The son of James and Phoebe Ann Gilkes, John married Winifred May Gilkes from his home town of Leamington Spa.
He joined the Royal Engineers and became part of 3 Bomb Disposal Unit.
He died in Grantham on the 4th December 1940 Buried at Whitnash Road Cemetery, Leamington. Section 109 Grave 222. Incident
Following an Air Raid on Tuesday 3rd December 1940, just after 3pm, an enemy aircraft was engaged by the BMARCo factory defence guns, manned by works staff on Home Guard duty.
The plane was hit, damaged and driven off, but not before it had released four bombs on the town.
One of the bombs landed on sidings between the station and Springfield Road bridge, but it did not detonate.
Bomb disposal experts were sent for. The following day, bomb disposal team excavations exposed a 1,000lb bomb.
The officer, Lt John Ernest Gilkes reported that the bomb was fitted with two detonators, each equipped with a booby trap device. Its time fuse could be heard ticking.
If not stopped it was likely go off sometime during the following 10 days.
At 3.15pm the area was cleared so that Gilkes could attempt to make the bomb safe to remove. Three minutes later a terrific explosion rocked the station area, blasting two policemen who were approaching to check on progress.
The courageous Lieutenant died instantly.
Inspector Curry, one of the policemen, wrote in his report of the incident: “I have nothing but admiration for the dauntless courage of this officer [Lt. Gilkes].
“I am convinced that he knew he was taking a risk which was almost certain to cause his death. He took that risk cheerfully, however.
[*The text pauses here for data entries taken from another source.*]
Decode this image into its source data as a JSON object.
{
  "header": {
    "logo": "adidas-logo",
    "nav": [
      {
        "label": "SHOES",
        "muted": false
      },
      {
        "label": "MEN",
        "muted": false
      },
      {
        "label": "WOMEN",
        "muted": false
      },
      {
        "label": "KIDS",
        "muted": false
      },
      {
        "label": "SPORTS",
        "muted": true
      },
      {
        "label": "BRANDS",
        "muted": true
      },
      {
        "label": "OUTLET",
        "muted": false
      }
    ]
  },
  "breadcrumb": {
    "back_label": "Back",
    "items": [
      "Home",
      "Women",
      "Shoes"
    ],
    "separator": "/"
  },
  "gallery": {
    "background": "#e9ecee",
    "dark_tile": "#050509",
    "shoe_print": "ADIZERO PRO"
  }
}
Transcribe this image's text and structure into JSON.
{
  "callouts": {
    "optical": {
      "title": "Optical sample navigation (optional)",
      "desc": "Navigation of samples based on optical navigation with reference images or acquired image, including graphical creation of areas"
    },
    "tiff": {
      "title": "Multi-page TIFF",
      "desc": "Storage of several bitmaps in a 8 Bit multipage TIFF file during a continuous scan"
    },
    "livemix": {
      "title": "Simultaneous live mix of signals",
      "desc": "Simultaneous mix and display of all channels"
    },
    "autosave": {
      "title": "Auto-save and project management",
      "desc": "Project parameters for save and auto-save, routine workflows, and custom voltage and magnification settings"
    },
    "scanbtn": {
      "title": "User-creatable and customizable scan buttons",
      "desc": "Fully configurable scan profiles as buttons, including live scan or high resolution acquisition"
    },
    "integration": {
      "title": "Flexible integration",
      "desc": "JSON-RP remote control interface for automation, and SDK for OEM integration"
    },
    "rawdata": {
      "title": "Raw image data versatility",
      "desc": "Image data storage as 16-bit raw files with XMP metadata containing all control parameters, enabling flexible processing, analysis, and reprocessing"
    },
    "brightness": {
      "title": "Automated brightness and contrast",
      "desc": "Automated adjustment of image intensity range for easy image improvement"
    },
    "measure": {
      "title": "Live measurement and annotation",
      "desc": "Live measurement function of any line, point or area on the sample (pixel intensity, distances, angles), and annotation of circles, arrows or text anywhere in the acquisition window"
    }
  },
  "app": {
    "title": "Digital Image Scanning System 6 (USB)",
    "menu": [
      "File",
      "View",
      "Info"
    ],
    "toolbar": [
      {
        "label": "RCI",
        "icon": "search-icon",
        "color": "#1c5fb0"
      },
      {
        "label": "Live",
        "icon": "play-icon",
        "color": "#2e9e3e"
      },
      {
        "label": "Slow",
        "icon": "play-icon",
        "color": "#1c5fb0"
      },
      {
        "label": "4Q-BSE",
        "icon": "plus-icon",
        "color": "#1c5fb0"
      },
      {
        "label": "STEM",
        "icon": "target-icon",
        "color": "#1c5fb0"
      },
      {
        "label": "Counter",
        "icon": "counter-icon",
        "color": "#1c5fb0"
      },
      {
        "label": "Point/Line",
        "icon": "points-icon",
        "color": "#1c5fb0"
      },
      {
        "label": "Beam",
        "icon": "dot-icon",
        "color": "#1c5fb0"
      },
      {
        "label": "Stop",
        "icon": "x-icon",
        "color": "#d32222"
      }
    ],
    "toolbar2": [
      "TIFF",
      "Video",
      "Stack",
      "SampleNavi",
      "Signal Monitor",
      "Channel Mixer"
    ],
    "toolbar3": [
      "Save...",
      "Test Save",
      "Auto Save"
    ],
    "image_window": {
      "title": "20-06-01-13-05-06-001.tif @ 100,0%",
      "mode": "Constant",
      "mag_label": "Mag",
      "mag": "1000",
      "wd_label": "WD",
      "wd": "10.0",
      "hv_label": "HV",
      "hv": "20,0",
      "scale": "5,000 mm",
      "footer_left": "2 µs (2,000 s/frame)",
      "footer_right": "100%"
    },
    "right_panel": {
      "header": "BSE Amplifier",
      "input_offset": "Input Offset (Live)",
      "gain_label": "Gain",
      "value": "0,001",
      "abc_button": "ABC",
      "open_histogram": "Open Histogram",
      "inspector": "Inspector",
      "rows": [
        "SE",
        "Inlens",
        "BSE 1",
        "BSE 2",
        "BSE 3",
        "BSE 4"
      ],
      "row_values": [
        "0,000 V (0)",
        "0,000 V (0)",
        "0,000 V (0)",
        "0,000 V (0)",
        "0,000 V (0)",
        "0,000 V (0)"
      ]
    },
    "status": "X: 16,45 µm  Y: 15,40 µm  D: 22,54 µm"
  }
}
“ One of his last remarks to me before I left him was, ‘Well, when you come back I shall most probably be on my way to St Peter.’ “